* WHAT YOU WILL DO: Leave out the pictures and repeat every record exactly.

* PROVIDED RECORDS:

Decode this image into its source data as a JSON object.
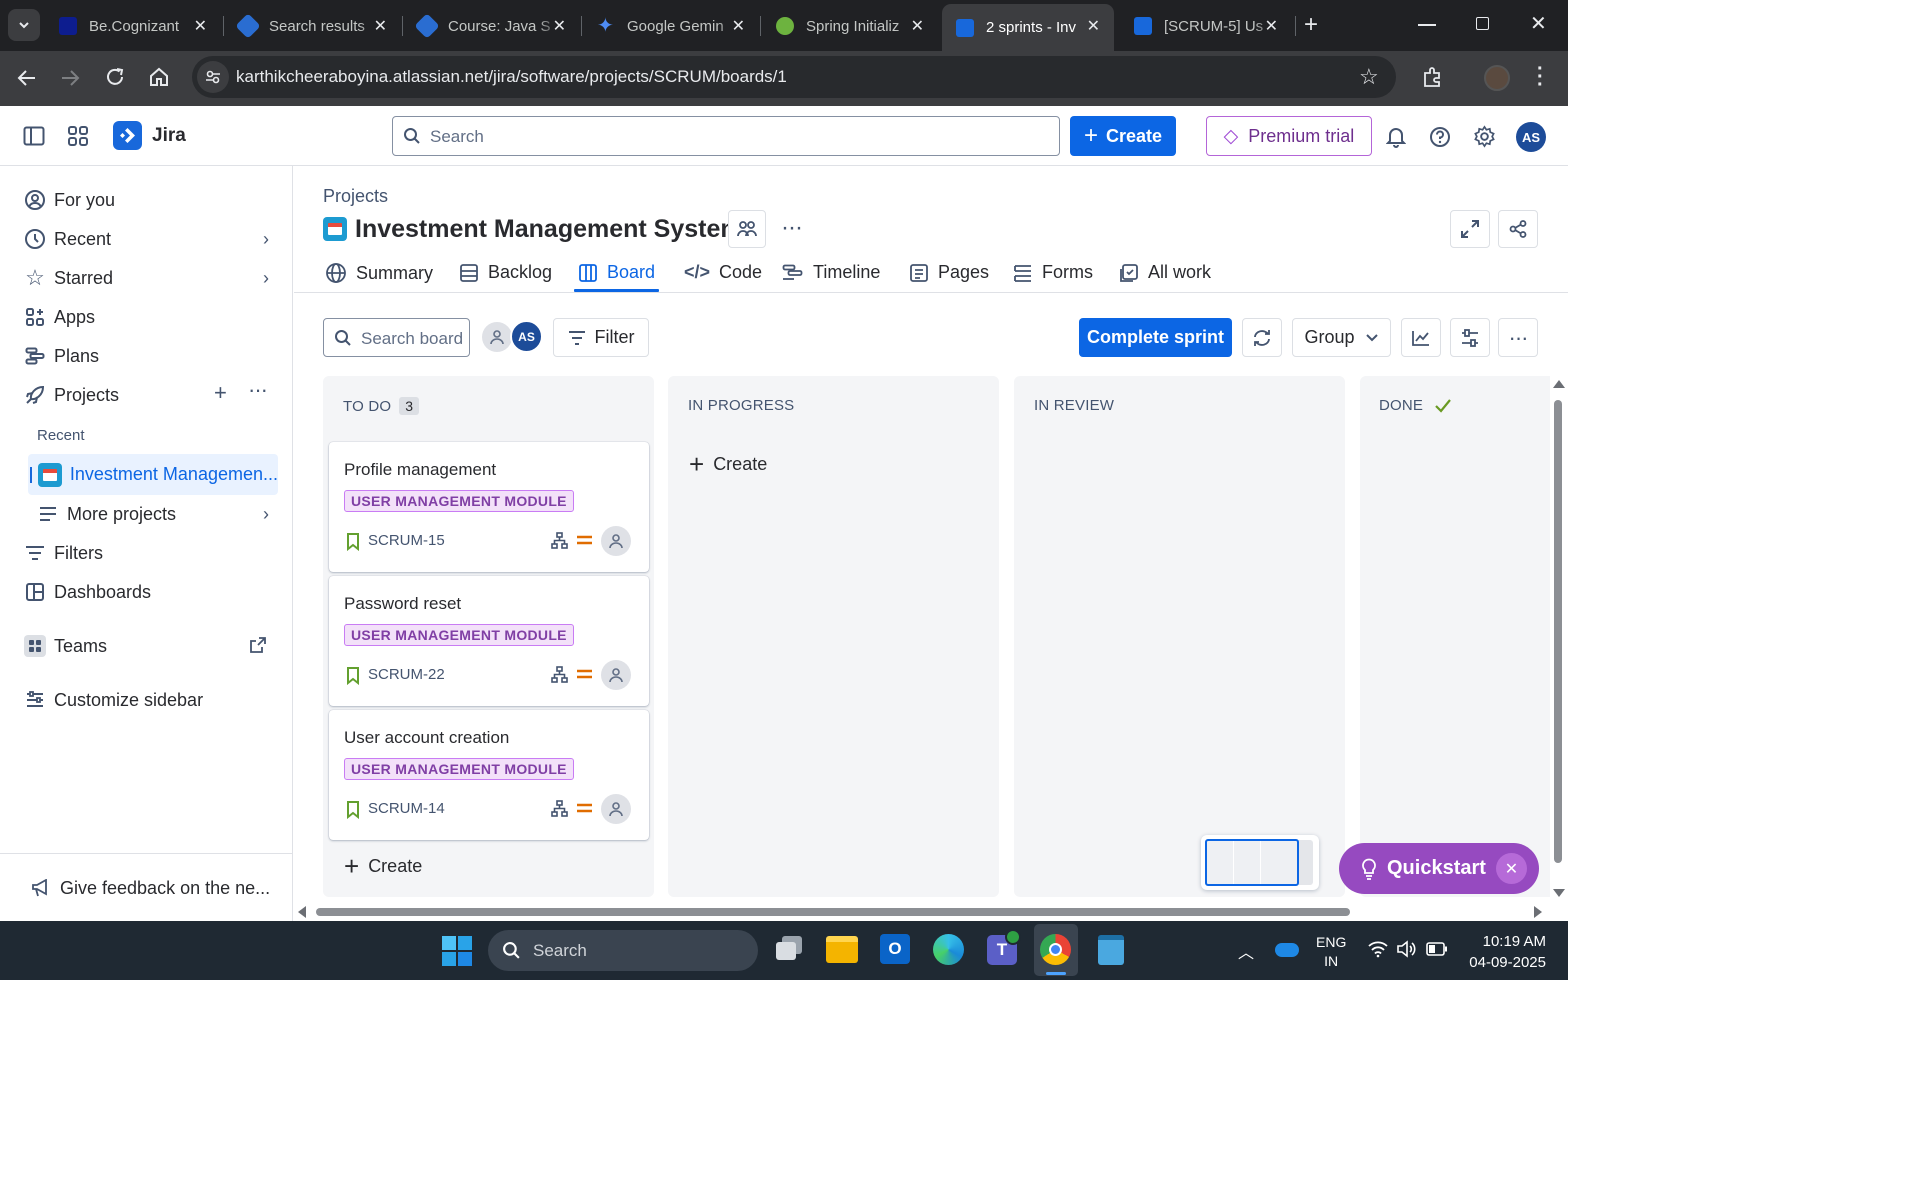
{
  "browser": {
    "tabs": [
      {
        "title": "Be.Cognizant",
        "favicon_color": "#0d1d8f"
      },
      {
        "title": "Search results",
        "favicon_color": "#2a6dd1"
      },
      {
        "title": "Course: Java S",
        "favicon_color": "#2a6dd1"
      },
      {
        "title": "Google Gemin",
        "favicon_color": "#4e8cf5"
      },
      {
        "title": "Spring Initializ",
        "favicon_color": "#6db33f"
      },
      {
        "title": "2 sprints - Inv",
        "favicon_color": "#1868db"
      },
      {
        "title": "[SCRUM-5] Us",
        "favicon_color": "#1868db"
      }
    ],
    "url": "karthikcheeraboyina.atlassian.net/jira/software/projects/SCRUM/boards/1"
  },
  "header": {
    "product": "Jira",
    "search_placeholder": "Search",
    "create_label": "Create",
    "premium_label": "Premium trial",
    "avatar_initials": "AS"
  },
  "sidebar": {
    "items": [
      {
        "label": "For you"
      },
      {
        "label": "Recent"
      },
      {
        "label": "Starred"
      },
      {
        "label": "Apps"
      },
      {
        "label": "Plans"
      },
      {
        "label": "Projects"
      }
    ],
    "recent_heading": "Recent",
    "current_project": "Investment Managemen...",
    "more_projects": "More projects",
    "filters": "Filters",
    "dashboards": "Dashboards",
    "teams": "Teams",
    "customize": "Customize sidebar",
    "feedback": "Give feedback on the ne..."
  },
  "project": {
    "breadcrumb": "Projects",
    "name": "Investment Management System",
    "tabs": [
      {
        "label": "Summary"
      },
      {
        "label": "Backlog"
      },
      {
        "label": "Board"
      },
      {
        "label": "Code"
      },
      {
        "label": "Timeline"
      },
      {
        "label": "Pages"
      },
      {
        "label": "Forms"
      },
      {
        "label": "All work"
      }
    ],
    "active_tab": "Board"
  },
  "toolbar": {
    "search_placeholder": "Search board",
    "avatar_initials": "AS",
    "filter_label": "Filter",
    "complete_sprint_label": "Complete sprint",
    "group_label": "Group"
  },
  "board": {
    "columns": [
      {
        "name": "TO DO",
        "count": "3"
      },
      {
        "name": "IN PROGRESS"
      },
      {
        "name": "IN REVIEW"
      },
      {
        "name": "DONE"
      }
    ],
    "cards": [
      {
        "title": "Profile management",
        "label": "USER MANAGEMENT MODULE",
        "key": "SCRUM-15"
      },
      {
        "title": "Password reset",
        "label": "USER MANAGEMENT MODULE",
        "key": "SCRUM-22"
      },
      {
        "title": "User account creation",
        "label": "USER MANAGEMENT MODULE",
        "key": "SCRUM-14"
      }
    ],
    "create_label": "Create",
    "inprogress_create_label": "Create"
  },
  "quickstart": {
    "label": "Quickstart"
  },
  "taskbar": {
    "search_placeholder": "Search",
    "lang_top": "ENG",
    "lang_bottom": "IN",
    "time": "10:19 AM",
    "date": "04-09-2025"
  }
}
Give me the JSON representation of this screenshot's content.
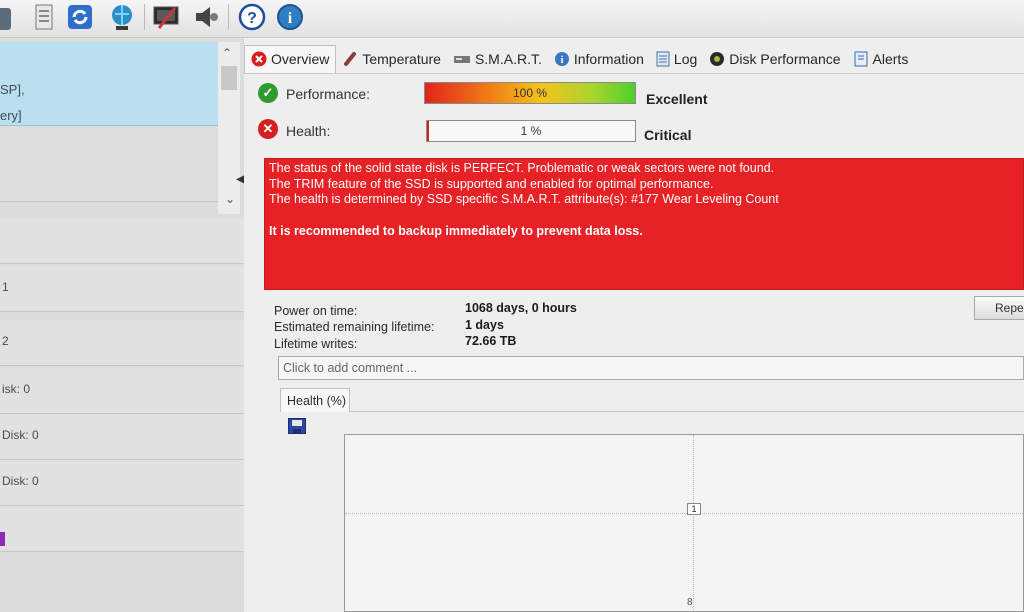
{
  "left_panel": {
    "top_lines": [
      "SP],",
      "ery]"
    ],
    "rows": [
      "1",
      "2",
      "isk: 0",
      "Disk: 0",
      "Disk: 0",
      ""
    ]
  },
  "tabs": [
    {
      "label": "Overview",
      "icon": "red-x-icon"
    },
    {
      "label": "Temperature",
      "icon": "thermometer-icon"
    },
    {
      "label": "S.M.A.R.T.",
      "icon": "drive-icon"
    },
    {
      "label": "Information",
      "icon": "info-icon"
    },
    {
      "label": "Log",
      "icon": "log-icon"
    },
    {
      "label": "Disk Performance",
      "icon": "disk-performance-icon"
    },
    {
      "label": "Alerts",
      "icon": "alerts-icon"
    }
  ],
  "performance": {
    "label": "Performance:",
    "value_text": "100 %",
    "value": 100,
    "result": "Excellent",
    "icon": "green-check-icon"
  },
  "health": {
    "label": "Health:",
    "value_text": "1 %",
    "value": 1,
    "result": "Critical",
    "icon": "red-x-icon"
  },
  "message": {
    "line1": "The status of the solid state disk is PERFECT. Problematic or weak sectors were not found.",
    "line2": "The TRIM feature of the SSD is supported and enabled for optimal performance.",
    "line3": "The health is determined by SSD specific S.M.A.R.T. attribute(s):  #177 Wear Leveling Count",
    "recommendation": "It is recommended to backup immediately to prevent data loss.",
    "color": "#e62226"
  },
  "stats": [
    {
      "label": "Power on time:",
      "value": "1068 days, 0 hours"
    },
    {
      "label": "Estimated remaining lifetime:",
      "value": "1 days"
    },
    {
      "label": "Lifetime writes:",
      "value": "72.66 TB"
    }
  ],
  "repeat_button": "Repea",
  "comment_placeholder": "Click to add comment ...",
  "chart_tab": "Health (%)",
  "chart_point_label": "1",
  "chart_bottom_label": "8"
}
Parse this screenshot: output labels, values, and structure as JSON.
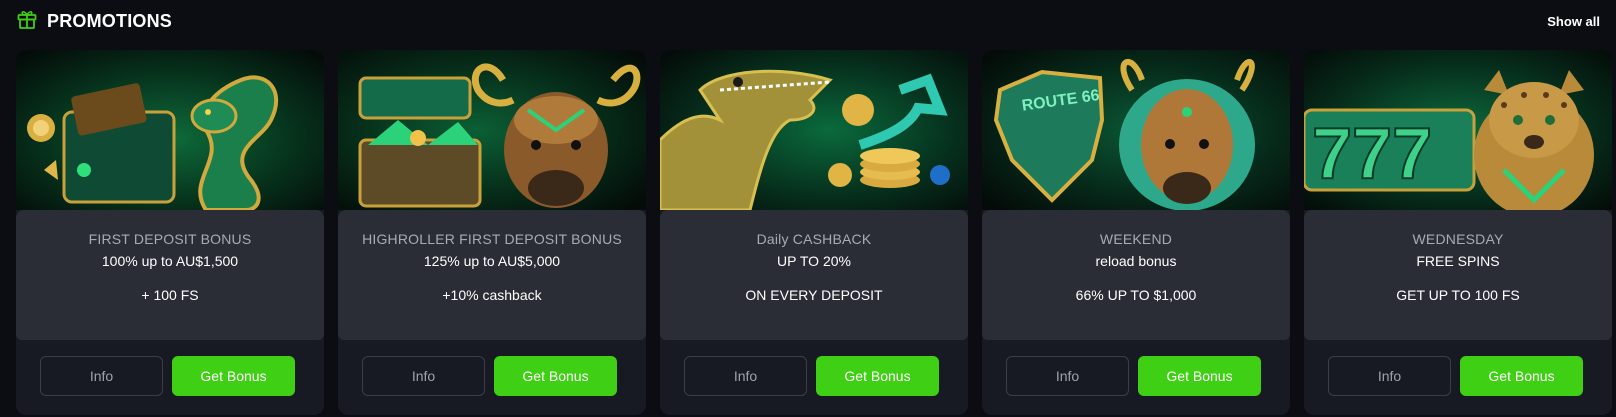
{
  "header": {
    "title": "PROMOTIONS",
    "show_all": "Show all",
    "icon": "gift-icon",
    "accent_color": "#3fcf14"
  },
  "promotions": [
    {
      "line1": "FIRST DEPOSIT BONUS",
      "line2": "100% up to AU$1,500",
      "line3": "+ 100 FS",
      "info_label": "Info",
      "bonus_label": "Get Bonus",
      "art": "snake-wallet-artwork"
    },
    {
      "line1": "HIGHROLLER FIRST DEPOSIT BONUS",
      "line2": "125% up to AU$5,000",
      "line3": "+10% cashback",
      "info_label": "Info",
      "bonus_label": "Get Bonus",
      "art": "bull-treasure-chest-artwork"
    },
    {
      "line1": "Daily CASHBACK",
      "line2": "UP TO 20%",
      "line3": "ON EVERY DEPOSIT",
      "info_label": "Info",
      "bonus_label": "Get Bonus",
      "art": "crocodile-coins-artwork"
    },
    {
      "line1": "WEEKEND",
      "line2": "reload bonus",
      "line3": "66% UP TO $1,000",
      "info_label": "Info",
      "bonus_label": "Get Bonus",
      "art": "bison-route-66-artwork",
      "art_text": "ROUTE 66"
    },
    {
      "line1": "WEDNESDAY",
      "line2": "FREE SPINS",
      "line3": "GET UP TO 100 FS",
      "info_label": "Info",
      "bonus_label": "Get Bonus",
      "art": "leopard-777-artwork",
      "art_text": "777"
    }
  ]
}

* REPLY:
Decode this image into its source data as a JSON object.
{
  "browser": {
    "tabs": [
      {
        "title": "Be.Cognizant",
        "favicon_color": "#0d1d8f"
      },
      {
        "title": "Search results",
        "favicon_color": "#2a6dd1"
      },
      {
        "title": "Course: Java S",
        "favicon_color": "#2a6dd1"
      },
      {
        "title": "Google Gemin",
        "favicon_color": "#4e8cf5"
      },
      {
        "title": "Spring Initializ",
        "favicon_color": "#6db33f"
      },
      {
        "title": "2 sprints - Inv",
        "favicon_color": "#1868db"
      },
      {
        "title": "[SCRUM-5] Us",
        "favicon_color": "#1868db"
      }
    ],
    "url": "karthikcheeraboyina.atlassian.net/jira/software/projects/SCRUM/boards/1"
  },
  "header": {
    "product": "Jira",
    "search_placeholder": "Search",
    "create_label": "Create",
    "premium_label": "Premium trial",
    "avatar_initials": "AS"
  },
  "sidebar": {
    "items": [
      {
        "label": "For you"
      },
      {
        "label": "Recent"
      },
      {
        "label": "Starred"
      },
      {
        "label": "Apps"
      },
      {
        "label": "Plans"
      },
      {
        "label": "Projects"
      }
    ],
    "recent_heading": "Recent",
    "current_project": "Investment Managemen...",
    "more_projects": "More projects",
    "filters": "Filters",
    "dashboards": "Dashboards",
    "teams": "Teams",
    "customize": "Customize sidebar",
    "feedback": "Give feedback on the ne..."
  },
  "project": {
    "breadcrumb": "Projects",
    "name": "Investment Management System",
    "tabs": [
      {
        "label": "Summary"
      },
      {
        "label": "Backlog"
      },
      {
        "label": "Board"
      },
      {
        "label": "Code"
      },
      {
        "label": "Timeline"
      },
      {
        "label": "Pages"
      },
      {
        "label": "Forms"
      },
      {
        "label": "All work"
      }
    ],
    "active_tab": "Board"
  },
  "toolbar": {
    "search_placeholder": "Search board",
    "avatar_initials": "AS",
    "filter_label": "Filter",
    "complete_sprint_label": "Complete sprint",
    "group_label": "Group"
  },
  "board": {
    "columns": [
      {
        "name": "TO DO",
        "count": "3"
      },
      {
        "name": "IN PROGRESS"
      },
      {
        "name": "IN REVIEW"
      },
      {
        "name": "DONE"
      }
    ],
    "cards": [
      {
        "title": "Profile management",
        "label": "USER MANAGEMENT MODULE",
        "key": "SCRUM-15"
      },
      {
        "title": "Password reset",
        "label": "USER MANAGEMENT MODULE",
        "key": "SCRUM-22"
      },
      {
        "title": "User account creation",
        "label": "USER MANAGEMENT MODULE",
        "key": "SCRUM-14"
      }
    ],
    "create_label": "Create",
    "inprogress_create_label": "Create"
  },
  "quickstart": {
    "label": "Quickstart"
  },
  "taskbar": {
    "search_placeholder": "Search",
    "lang_top": "ENG",
    "lang_bottom": "IN",
    "time": "10:19 AM",
    "date": "04-09-2025"
  }
}
Give me the JSON representation of this screenshot's content.
{
  "left_panel": {
    "top_lines": [
      "SP],",
      "ery]"
    ],
    "rows": [
      "1",
      "2",
      "isk: 0",
      "Disk: 0",
      "Disk: 0",
      ""
    ]
  },
  "tabs": [
    {
      "label": "Overview",
      "icon": "red-x-icon"
    },
    {
      "label": "Temperature",
      "icon": "thermometer-icon"
    },
    {
      "label": "S.M.A.R.T.",
      "icon": "drive-icon"
    },
    {
      "label": "Information",
      "icon": "info-icon"
    },
    {
      "label": "Log",
      "icon": "log-icon"
    },
    {
      "label": "Disk Performance",
      "icon": "disk-performance-icon"
    },
    {
      "label": "Alerts",
      "icon": "alerts-icon"
    }
  ],
  "performance": {
    "label": "Performance:",
    "value_text": "100 %",
    "value": 100,
    "result": "Excellent",
    "icon": "green-check-icon"
  },
  "health": {
    "label": "Health:",
    "value_text": "1 %",
    "value": 1,
    "result": "Critical",
    "icon": "red-x-icon"
  },
  "message": {
    "line1": "The status of the solid state disk is PERFECT. Problematic or weak sectors were not found.",
    "line2": "The TRIM feature of the SSD is supported and enabled for optimal performance.",
    "line3": "The health is determined by SSD specific S.M.A.R.T. attribute(s):  #177 Wear Leveling Count",
    "recommendation": "It is recommended to backup immediately to prevent data loss.",
    "color": "#e62226"
  },
  "stats": [
    {
      "label": "Power on time:",
      "value": "1068 days, 0 hours"
    },
    {
      "label": "Estimated remaining lifetime:",
      "value": "1 days"
    },
    {
      "label": "Lifetime writes:",
      "value": "72.66 TB"
    }
  ],
  "repeat_button": "Repea",
  "comment_placeholder": "Click to add comment ...",
  "chart_tab": "Health (%)",
  "chart_point_label": "1",
  "chart_bottom_label": "8"
}
Parse this screenshot: output labels, values, and structure as JSON.
{
  "header": {
    "title": "PROMOTIONS",
    "show_all": "Show all",
    "icon": "gift-icon",
    "accent_color": "#3fcf14"
  },
  "promotions": [
    {
      "line1": "FIRST DEPOSIT BONUS",
      "line2": "100% up to AU$1,500",
      "line3": "+ 100 FS",
      "info_label": "Info",
      "bonus_label": "Get Bonus",
      "art": "snake-wallet-artwork"
    },
    {
      "line1": "HIGHROLLER FIRST DEPOSIT BONUS",
      "line2": "125% up to AU$5,000",
      "line3": "+10% cashback",
      "info_label": "Info",
      "bonus_label": "Get Bonus",
      "art": "bull-treasure-chest-artwork"
    },
    {
      "line1": "Daily CASHBACK",
      "line2": "UP TO 20%",
      "line3": "ON EVERY DEPOSIT",
      "info_label": "Info",
      "bonus_label": "Get Bonus",
      "art": "crocodile-coins-artwork"
    },
    {
      "line1": "WEEKEND",
      "line2": "reload bonus",
      "line3": "66% UP TO $1,000",
      "info_label": "Info",
      "bonus_label": "Get Bonus",
      "art": "bison-route-66-artwork",
      "art_text": "ROUTE 66"
    },
    {
      "line1": "WEDNESDAY",
      "line2": "FREE SPINS",
      "line3": "GET UP TO 100 FS",
      "info_label": "Info",
      "bonus_label": "Get Bonus",
      "art": "leopard-777-artwork",
      "art_text": "777"
    }
  ]
}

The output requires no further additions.